(The data)
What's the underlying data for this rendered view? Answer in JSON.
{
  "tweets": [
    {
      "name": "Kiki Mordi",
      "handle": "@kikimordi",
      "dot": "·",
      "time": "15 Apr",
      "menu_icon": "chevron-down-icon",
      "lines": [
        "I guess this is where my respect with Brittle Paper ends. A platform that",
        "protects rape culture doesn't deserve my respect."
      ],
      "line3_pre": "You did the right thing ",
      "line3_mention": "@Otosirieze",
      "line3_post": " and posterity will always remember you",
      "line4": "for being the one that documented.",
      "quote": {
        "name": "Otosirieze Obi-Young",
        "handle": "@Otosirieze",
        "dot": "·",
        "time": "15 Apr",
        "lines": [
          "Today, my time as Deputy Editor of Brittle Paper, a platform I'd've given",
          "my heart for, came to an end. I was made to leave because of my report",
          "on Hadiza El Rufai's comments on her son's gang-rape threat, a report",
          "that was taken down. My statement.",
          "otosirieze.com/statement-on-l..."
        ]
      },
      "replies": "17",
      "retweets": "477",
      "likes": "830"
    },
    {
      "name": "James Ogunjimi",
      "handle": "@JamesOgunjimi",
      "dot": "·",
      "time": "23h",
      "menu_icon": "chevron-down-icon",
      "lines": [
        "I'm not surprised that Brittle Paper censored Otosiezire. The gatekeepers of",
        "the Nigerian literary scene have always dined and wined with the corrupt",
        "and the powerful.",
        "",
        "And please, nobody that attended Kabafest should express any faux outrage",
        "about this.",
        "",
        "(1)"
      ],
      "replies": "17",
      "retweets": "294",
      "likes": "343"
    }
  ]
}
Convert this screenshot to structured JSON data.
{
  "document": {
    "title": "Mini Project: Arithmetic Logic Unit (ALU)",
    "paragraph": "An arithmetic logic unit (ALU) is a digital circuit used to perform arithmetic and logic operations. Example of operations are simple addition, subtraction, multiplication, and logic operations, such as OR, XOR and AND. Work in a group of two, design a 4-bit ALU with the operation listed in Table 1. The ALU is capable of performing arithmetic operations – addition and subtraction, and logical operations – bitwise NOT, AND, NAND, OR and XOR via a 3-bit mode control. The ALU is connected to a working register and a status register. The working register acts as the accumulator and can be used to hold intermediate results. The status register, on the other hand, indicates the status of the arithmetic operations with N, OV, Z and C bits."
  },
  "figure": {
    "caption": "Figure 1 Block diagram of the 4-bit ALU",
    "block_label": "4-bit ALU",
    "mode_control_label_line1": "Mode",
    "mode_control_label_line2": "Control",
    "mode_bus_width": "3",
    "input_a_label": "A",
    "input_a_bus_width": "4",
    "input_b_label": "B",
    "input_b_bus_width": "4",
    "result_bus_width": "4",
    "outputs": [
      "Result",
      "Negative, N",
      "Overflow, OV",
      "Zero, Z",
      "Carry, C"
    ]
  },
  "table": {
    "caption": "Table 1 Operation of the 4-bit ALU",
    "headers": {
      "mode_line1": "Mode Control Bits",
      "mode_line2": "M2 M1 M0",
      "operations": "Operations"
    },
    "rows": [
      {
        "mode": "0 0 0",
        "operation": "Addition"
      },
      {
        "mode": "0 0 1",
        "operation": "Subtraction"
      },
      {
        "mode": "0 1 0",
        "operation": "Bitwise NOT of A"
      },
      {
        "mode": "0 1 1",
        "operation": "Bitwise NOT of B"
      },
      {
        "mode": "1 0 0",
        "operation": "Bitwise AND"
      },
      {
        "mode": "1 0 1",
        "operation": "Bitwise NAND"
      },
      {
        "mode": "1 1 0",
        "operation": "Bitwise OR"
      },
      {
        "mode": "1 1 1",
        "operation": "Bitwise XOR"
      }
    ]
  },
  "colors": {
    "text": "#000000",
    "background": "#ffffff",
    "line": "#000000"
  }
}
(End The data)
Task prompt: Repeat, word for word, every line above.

Result of this task:
What's the underlying data for this rendered view? Answer in JSON.
{
  "tweets": [
    {
      "name": "Kiki Mordi",
      "handle": "@kikimordi",
      "dot": "·",
      "time": "15 Apr",
      "menu_icon": "chevron-down-icon",
      "lines": [
        "I guess this is where my respect with Brittle Paper ends. A platform that",
        "protects rape culture doesn't deserve my respect."
      ],
      "line3_pre": "You did the right thing ",
      "line3_mention": "@Otosirieze",
      "line3_post": " and posterity will always remember you",
      "line4": "for being the one that documented.",
      "quote": {
        "name": "Otosirieze Obi-Young",
        "handle": "@Otosirieze",
        "dot": "·",
        "time": "15 Apr",
        "lines": [
          "Today, my time as Deputy Editor of Brittle Paper, a platform I'd've given",
          "my heart for, came to an end. I was made to leave because of my report",
          "on Hadiza El Rufai's comments on her son's gang-rape threat, a report",
          "that was taken down. My statement.",
          "otosirieze.com/statement-on-l..."
        ]
      },
      "replies": "17",
      "retweets": "477",
      "likes": "830"
    },
    {
      "name": "James Ogunjimi",
      "handle": "@JamesOgunjimi",
      "dot": "·",
      "time": "23h",
      "menu_icon": "chevron-down-icon",
      "lines": [
        "I'm not surprised that Brittle Paper censored Otosiezire. The gatekeepers of",
        "the Nigerian literary scene have always dined and wined with the corrupt",
        "and the powerful.",
        "",
        "And please, nobody that attended Kabafest should express any faux outrage",
        "about this.",
        "",
        "(1)"
      ],
      "replies": "17",
      "retweets": "294",
      "likes": "343"
    }
  ]
}
Convert this screenshot to structured JSON data.
{
  "document": {
    "title": "Mini Project: Arithmetic Logic Unit (ALU)",
    "paragraph": "An arithmetic logic unit (ALU) is a digital circuit used to perform arithmetic and logic operations. Example of operations are simple addition, subtraction, multiplication, and logic operations, such as OR, XOR and AND. Work in a group of two, design a 4-bit ALU with the operation listed in Table 1. The ALU is capable of performing arithmetic operations – addition and subtraction, and logical operations – bitwise NOT, AND, NAND, OR and XOR via a 3-bit mode control. The ALU is connected to a working register and a status register. The working register acts as the accumulator and can be used to hold intermediate results. The status register, on the other hand, indicates the status of the arithmetic operations with N, OV, Z and C bits."
  },
  "figure": {
    "caption": "Figure 1 Block diagram of the 4-bit ALU",
    "block_label": "4-bit ALU",
    "mode_control_label_line1": "Mode",
    "mode_control_label_line2": "Control",
    "mode_bus_width": "3",
    "input_a_label": "A",
    "input_a_bus_width": "4",
    "input_b_label": "B",
    "input_b_bus_width": "4",
    "result_bus_width": "4",
    "outputs": [
      "Result",
      "Negative, N",
      "Overflow, OV",
      "Zero, Z",
      "Carry, C"
    ]
  },
  "table": {
    "caption": "Table 1 Operation of the 4-bit ALU",
    "headers": {
      "mode_line1": "Mode Control Bits",
      "mode_line2": "M2 M1 M0",
      "operations": "Operations"
    },
    "rows": [
      {
        "mode": "0 0 0",
        "operation": "Addition"
      },
      {
        "mode": "0 0 1",
        "operation": "Subtraction"
      },
      {
        "mode": "0 1 0",
        "operation": "Bitwise NOT of A"
      },
      {
        "mode": "0 1 1",
        "operation": "Bitwise NOT of B"
      },
      {
        "mode": "1 0 0",
        "operation": "Bitwise AND"
      },
      {
        "mode": "1 0 1",
        "operation": "Bitwise NAND"
      },
      {
        "mode": "1 1 0",
        "operation": "Bitwise OR"
      },
      {
        "mode": "1 1 1",
        "operation": "Bitwise XOR"
      }
    ]
  },
  "colors": {
    "text": "#000000",
    "background": "#ffffff",
    "line": "#000000"
  }
}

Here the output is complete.